A fenestration system with low U-value and low effective SHGC can result in reduction of heating and cooling demand by 6-11% in moderate climate and between 8-16% in hot humid, hot dry, and composite climates. These savings increase to 8-17% for moderate, and 12-26% for hot humid, hot dry, and composite climates, if high performance fenestration systems are used. Such high performance systems are defined as using low-e glass, frames with thermal breaks, and well designed shading. (www.nzeb.in)
Energy Saving Potential of Multiple Glazed Windows Over Single Glazing (24 hours usage)
High-performance windows not only provide reduced annual heating and cooling bills, they reduce the peak heating and cooling loads as well. Reducing peak load may allow homeowners to install a smaller heating or cooling system. Smaller HVAC systems cost less and can thereby partially offset the cost of efficient windows. (www.efficientwindows.org)
Using double glazing reduces the internal temperature of the glass because of the reduced conduction of heat from the outdoors. This results in better radiant temperature control and enhanced comfort. This effect can be felt in both heating and cooling, especially in spaces which have large glazed areas. (www.nzeb.in)
Energy Conservation Building Code (ECBC) 2017.
Inderjeet Singh, Axel Michaelowa, “Indian Urban Building Sector: CDM Potential through Energy Efficiency in Electricity Consumption”, 2004.
Lechner Norbert, “Heating, cooling, lighting. Sustainable design methods for architects”, 3rd edition, 2008.
A ray-tracing program that accurately predicts light levels and produces photo realistic images of architectural space in all sky conditions
THERM: THERM’s two-dimensional conduction heat-transfer analysis is based on the finite-element method, which can model the complicated geometries of building products.
WINDOW: A computer program for calculating total window thermal performance indices
Optics: This is the tool for manipulating optical layers and calculating spectral data for different stacks of optical elements.
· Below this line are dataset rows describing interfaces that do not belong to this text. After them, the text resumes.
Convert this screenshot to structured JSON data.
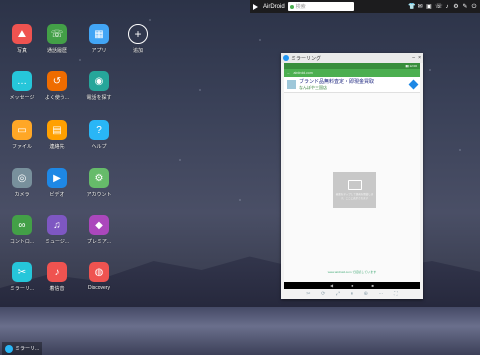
{
  "topbar": {
    "brand": "AirDroid",
    "search_placeholder": "検索",
    "icons": [
      "shirt-icon",
      "mail-icon",
      "contacts-icon",
      "phone-icon",
      "bell-icon",
      "gear-icon",
      "pen-icon",
      "power-icon"
    ]
  },
  "apps": [
    {
      "label": "写真",
      "icon": "photos-icon",
      "color": "#ef5350"
    },
    {
      "label": "通話履歴",
      "icon": "phone-icon",
      "color": "#43a047"
    },
    {
      "label": "アプリ",
      "icon": "grid-icon",
      "color": "#42a5f5"
    },
    {
      "label": "追加",
      "icon": "plus-icon",
      "color": "transparent"
    },
    {
      "label": "メッセージ",
      "icon": "message-icon",
      "color": "#26c6da"
    },
    {
      "label": "よく使う...",
      "icon": "frequent-icon",
      "color": "#ef6c00"
    },
    {
      "label": "電話を探す",
      "icon": "location-icon",
      "color": "#26a69a"
    },
    {
      "label": "ファイル",
      "icon": "folder-icon",
      "color": "#ffa726"
    },
    {
      "label": "連絡先",
      "icon": "contacts-icon",
      "color": "#ffa000"
    },
    {
      "label": "ヘルプ",
      "icon": "help-icon",
      "color": "#29b6f6"
    },
    {
      "label": "カメラ",
      "icon": "camera-icon",
      "color": "#78909c"
    },
    {
      "label": "ビデオ",
      "icon": "video-icon",
      "color": "#1e88e5"
    },
    {
      "label": "アカウント",
      "icon": "gear-icon",
      "color": "#66bb6a"
    },
    {
      "label": "コントロ...",
      "icon": "binoculars-icon",
      "color": "#43a047"
    },
    {
      "label": "ミュージ...",
      "icon": "music-icon",
      "color": "#7e57c2"
    },
    {
      "label": "プレミア...",
      "icon": "diamond-icon",
      "color": "#ab47bc"
    },
    {
      "label": "ミラーリ...",
      "icon": "scissors-icon",
      "color": "#26c6da"
    },
    {
      "label": "着信音",
      "icon": "bell-icon",
      "color": "#ef5350"
    },
    {
      "label": "Discovery",
      "icon": "planet-icon",
      "color": "#ef5350"
    }
  ],
  "mirror": {
    "title": "ミラーリング",
    "close": "×",
    "minimize": "–",
    "phone_url": "airdroid.com",
    "ad_title": "ブランド品無料査定・即現金買取",
    "ad_sub": "なんぼや三国店",
    "cast_text": "画面をタップして録画を開始します、ここに表示されます",
    "hint": "www.airdroid.com で接続しています",
    "nav": [
      "◀",
      "●",
      "■"
    ],
    "tools": [
      "✂",
      "⟳",
      "⤢",
      "⏸",
      "⊕",
      "⋯",
      "⛶"
    ]
  },
  "taskbar": {
    "label": "ミラーリ..."
  }
}
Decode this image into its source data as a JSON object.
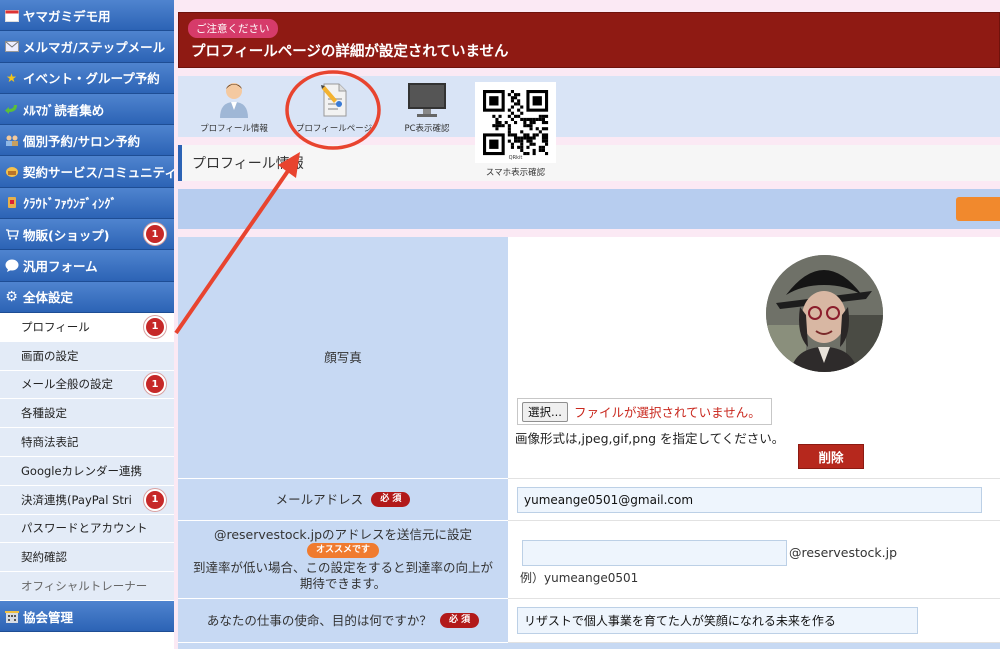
{
  "sidebar": {
    "top_items": [
      {
        "label": "ヤマガミデモ用",
        "icon": "calendar-icon"
      },
      {
        "label": "メルマガ/ステップメール",
        "icon": "mail-icon"
      },
      {
        "label": "イベント・グループ予約",
        "icon": "star-icon"
      },
      {
        "label": "ﾒﾙﾏｶﾞ読者集め",
        "icon": "green-arrow-icon"
      },
      {
        "label": "個別予約/サロン予約",
        "icon": "people-icon"
      },
      {
        "label": "契約サービス/コミュニティ",
        "icon": "service-icon"
      },
      {
        "label": "ｸﾗｳﾄﾞﾌｧｳﾝﾃﾞｨﾝｸﾞ",
        "icon": "crowdfunding-icon"
      },
      {
        "label": "物販(ショップ)",
        "icon": "shop-icon",
        "badge": "1"
      },
      {
        "label": "汎用フォーム",
        "icon": "bubble-icon"
      },
      {
        "label": "全体設定",
        "icon": "gear-icon"
      }
    ],
    "sub_items": [
      {
        "label": "プロフィール",
        "badge": "1",
        "active": true
      },
      {
        "label": "画面の設定"
      },
      {
        "label": "メール全般の設定",
        "badge": "1"
      },
      {
        "label": "各種設定"
      },
      {
        "label": "特商法表記"
      },
      {
        "label": "Googleカレンダー連携"
      },
      {
        "label": "決済連携(PayPal Stri",
        "badge": "1"
      },
      {
        "label": "パスワードとアカウント"
      },
      {
        "label": "契約確認"
      },
      {
        "label": "オフィシャルトレーナー",
        "muted": true
      }
    ],
    "bottom_item": {
      "label": "協会管理",
      "icon": "building-icon"
    }
  },
  "alert": {
    "tag": "ご注意ください",
    "message": "プロフィールページの詳細が設定されていません"
  },
  "toolbar": {
    "items": [
      {
        "label": "プロフィール情報",
        "icon": "user-profile-icon"
      },
      {
        "label": "プロフィールページ",
        "icon": "profile-page-edit-icon"
      },
      {
        "label": "PC表示確認",
        "icon": "monitor-icon"
      }
    ],
    "qr": {
      "label": "スマホ表示確認",
      "sublabel": "QRkit",
      "icon": "qr-code-icon"
    }
  },
  "section": {
    "title": "プロフィール情報"
  },
  "form": {
    "photo": {
      "label": "顔写真",
      "file_button": "選択...",
      "file_status": "ファイルが選択されていません。",
      "format_note": "画像形式は,jpeg,gif,png を指定してください。",
      "delete_button": "削除"
    },
    "email": {
      "label": "メールアドレス",
      "required": "必 須",
      "value": "yumeange0501@gmail.com"
    },
    "reserve_address": {
      "label_line1": "@reservestock.jpのアドレスを送信元に設定",
      "recommend": "オススメです",
      "label_line2": "到達率が低い場合、この設定をすると到達率の向上が期待できます。",
      "value": "",
      "suffix": "@reservestock.jp",
      "example": "例）yumeange0501"
    },
    "mission": {
      "label": "あなたの仕事の使命、目的は何ですか？",
      "required": "必 須",
      "value": "リザストで個人事業を育てた人が笑顔になれる未来を作る"
    }
  },
  "colors": {
    "sidebar_blue": "#2c63b5",
    "alert_red": "#8f1a13",
    "badge_red": "#c62828",
    "annotation_red": "#e8442f",
    "orange": "#f1892d"
  }
}
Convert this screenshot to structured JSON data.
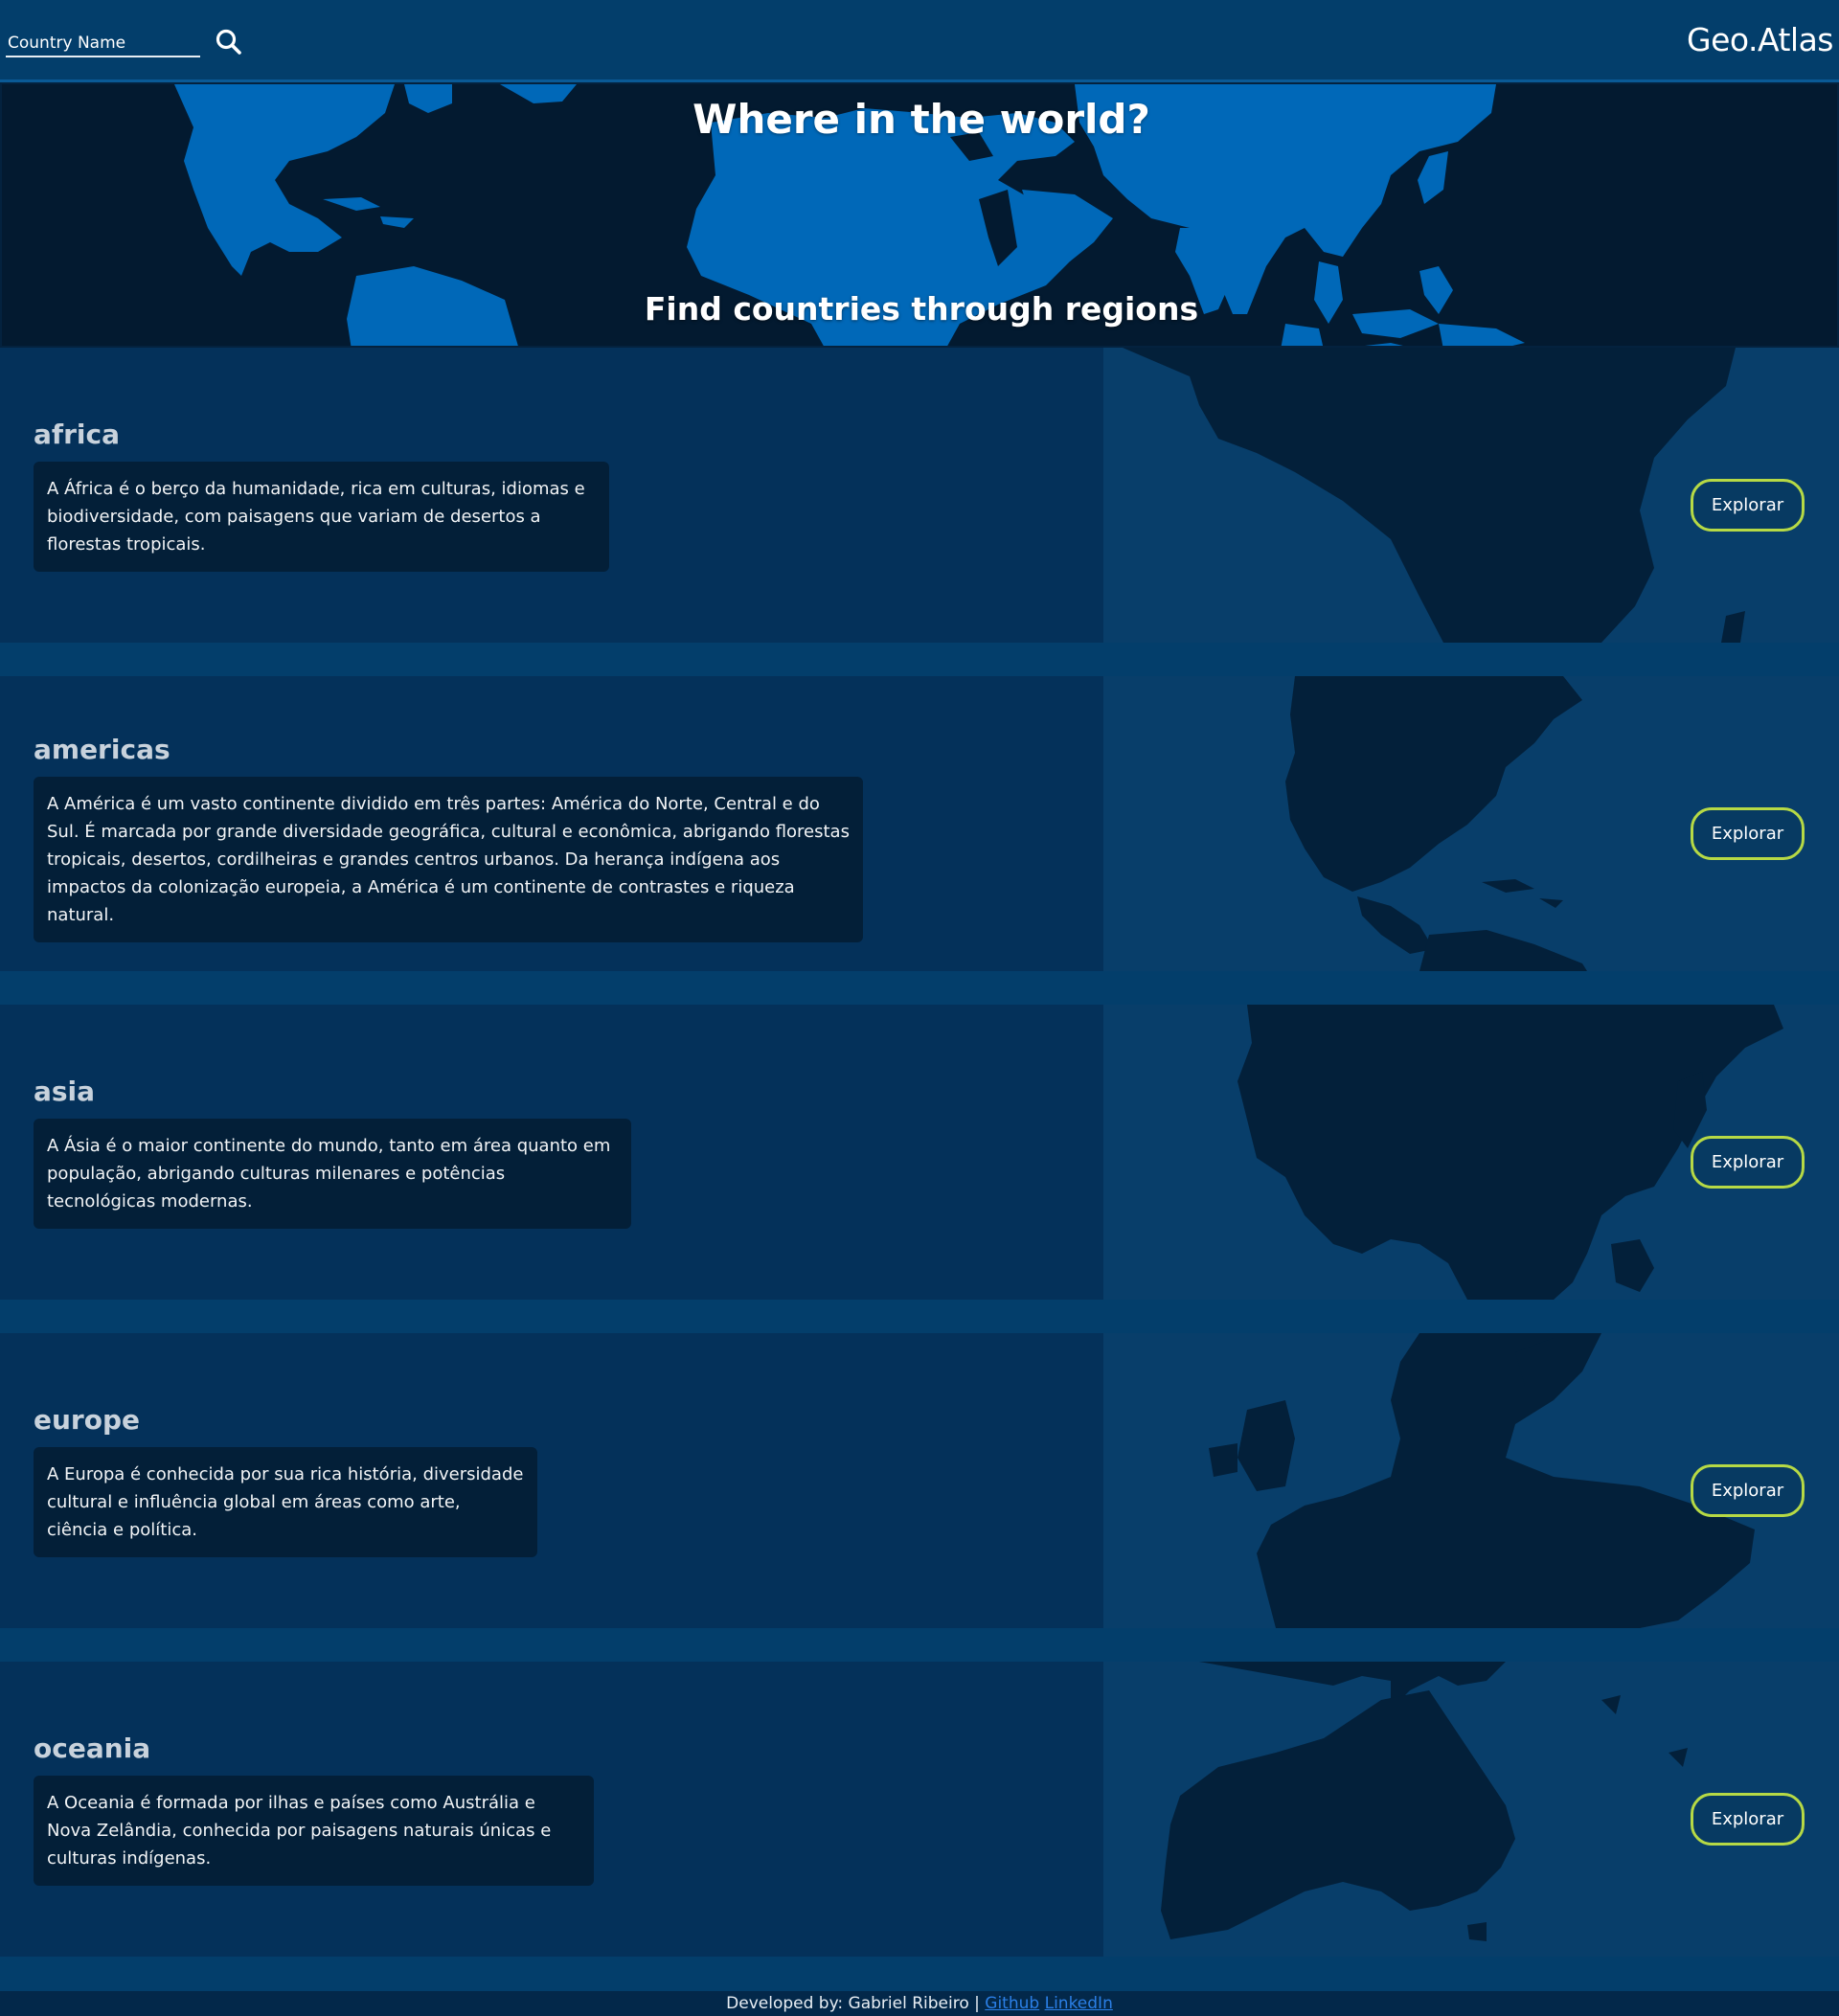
{
  "header": {
    "search_placeholder": "Country Name",
    "search_icon": "search-icon",
    "brand": "Geo.Atlas"
  },
  "hero": {
    "title": "Where in the world?",
    "subtitle": "Find countries through regions"
  },
  "regions": [
    {
      "name": "africa",
      "description": "A África é o berço da humanidade, rica em culturas, idiomas e biodiversidade, com paisagens que variam de desertos a florestas tropicais.",
      "button": "Explorar"
    },
    {
      "name": "americas",
      "description": "A América é um vasto continente dividido em três partes: América do Norte, Central e do Sul. É marcada por grande diversidade geográfica, cultural e econômica, abrigando florestas tropicais, desertos, cordilheiras e grandes centros urbanos. Da herança indígena aos impactos da colonização europeia, a América é um continente de contrastes e riqueza natural.",
      "button": "Explorar"
    },
    {
      "name": "asia",
      "description": "A Ásia é o maior continente do mundo, tanto em área quanto em população, abrigando culturas milenares e potências tecnológicas modernas.",
      "button": "Explorar"
    },
    {
      "name": "europe",
      "description": "A Europa é conhecida por sua rica história, diversidade cultural e influência global em áreas como arte, ciência e política.",
      "button": "Explorar"
    },
    {
      "name": "oceania",
      "description": "A Oceania é formada por ilhas e países como Austrália e Nova Zelândia, conhecida por paisagens naturais únicas e culturas indígenas.",
      "button": "Explorar"
    }
  ],
  "footer": {
    "credit": "Developed by: Gabriel Ribeiro | ",
    "github": "Github",
    "linkedin": "LinkedIn"
  },
  "colors": {
    "background": "#033e6b",
    "hero_background": "#031a30",
    "land": "#0068b8",
    "card": "#04315a",
    "card_text_box": "#031f38",
    "button_border": "#b6d945",
    "link": "#2b7fe6"
  }
}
The program allows the user to combine both glazing layers, e.g. a double pane window, and optical elements, e.g. applied films, laminates, and substrates.
RESFEN – evaluate energy performance of fenestration products for small residential buildings
COMFEN – The Indian version for COMFEN (version 5.0.21) has construction schedules, glazing systems, façade options, occupancy, lighting, equipment and HVAC schedules – all customized to reflect day time and 24 hour operation of buildings in India as well as to suit Indian codes and compliances. It also has weather data of 60 Indian cities for simulation.
|AIS (Asahi India) Glass Solutions Limited||Insulating glass, laminated glass, automotive safety glass, UPVC windows and doors. Products Brochure: https://www.aisglass.com/sites/default/files/pdfs/Architecture%20Update.pdf||209-210, Tribhuwan Complex, Ishwar Nagar Mathura Road, New Delhi, Delhi, 110065. Website: https://www.aisglass.com|
|Charan Windows||UPVC double glazed windows||No: 21, Kalaivanar Street Oragadam, Ambattur, Chennai, Tamil Nadu, 600053 Mobile: +918268156282 Website: http://www.charanwindows.in/|
|Concept Systems India||Aluminium, Alu-wood, Wood, UPVC windows and doors.||Head Office and Factory : Building no.-70, s.no.- 9/2, Mahaprabhunagar industrial estate. Street no.- 6, Next to Dumbhal Firestation, Limbayat, Surat -394210 Tel: +91 96387 88855 Email: email@example.com|
|Pinaxis Hi Tech Engineering Pvt. Ltd.||UPVC double glazed windows||Surv No.434, Village Mirzapur, Ahmedabad, Kheda, Kathlal, Kheda, Gujarat, 387630 Contact: Mr. Rajesh Patel (Director) Mobile: +919825211432 Website: http://www.pinaxis.in/|
|Saint-Gobain India Private Limited||Sigapi Aachi Building, Floor No. 7,18/3, Rukmini Lakshmipathy Road, 600008 Chennai Website: http://www.saint-gobain.co.in|
|Sejal Glass Ltd.||Insulating glass units||173/174, Sejal Encasa, 3rd Floor, S.V Road, Kandivali (West), Mumbai-400067. Tel: +91-22-2866 5100 firstname.lastname@example.org email@example.com Website: http://www.sejalglass.co.in|